**Exercise:**
Your reply should consist of the listing, copied exactly.

--------

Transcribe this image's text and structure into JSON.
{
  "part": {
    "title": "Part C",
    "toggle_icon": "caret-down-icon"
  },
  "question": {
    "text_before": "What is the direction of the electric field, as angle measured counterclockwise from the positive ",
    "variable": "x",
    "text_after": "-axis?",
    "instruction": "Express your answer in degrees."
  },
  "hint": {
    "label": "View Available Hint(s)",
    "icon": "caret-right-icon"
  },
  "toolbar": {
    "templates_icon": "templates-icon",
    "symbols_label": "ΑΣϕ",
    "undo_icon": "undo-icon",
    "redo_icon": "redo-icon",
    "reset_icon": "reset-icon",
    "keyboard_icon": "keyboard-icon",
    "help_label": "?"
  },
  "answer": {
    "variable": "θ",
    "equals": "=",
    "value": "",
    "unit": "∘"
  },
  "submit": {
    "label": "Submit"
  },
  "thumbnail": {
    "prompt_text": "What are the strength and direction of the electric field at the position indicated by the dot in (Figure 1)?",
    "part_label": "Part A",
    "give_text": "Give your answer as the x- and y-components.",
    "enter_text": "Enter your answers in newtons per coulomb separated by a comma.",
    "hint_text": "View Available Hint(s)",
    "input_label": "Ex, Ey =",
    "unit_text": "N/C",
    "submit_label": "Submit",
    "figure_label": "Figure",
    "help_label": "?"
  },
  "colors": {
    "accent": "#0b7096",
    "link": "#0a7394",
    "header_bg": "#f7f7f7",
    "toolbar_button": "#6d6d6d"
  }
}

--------

**Response below:**
Transcribe this image's text and structure into JSON.
{
  "part": {
    "title": "Part C",
    "toggle_icon": "caret-down-icon"
  },
  "question": {
    "text_before": "What is the direction of the electric field, as angle measured counterclockwise from the positive ",
    "variable": "x",
    "text_after": "-axis?",
    "instruction": "Express your answer in degrees."
  },
  "hint": {
    "label": "View Available Hint(s)",
    "icon": "caret-right-icon"
  },
  "toolbar": {
    "templates_icon": "templates-icon",
    "symbols_label": "ΑΣϕ",
    "undo_icon": "undo-icon",
    "redo_icon": "redo-icon",
    "reset_icon": "reset-icon",
    "keyboard_icon": "keyboard-icon",
    "help_label": "?"
  },
  "answer": {
    "variable": "θ",
    "equals": "=",
    "value": "",
    "unit": "∘"
  },
  "submit": {
    "label": "Submit"
  },
  "thumbnail": {
    "prompt_text": "What are the strength and direction of the electric field at the position indicated by the dot in (Figure 1)?",
    "part_label": "Part A",
    "give_text": "Give your answer as the x- and y-components.",
    "enter_text": "Enter your answers in newtons per coulomb separated by a comma.",
    "hint_text": "View Available Hint(s)",
    "input_label": "Ex, Ey =",
    "unit_text": "N/C",
    "submit_label": "Submit",
    "figure_label": "Figure",
    "help_label": "?"
  },
  "colors": {
    "accent": "#0b7096",
    "link": "#0a7394",
    "header_bg": "#f7f7f7",
    "toolbar_button": "#6d6d6d"
  }
}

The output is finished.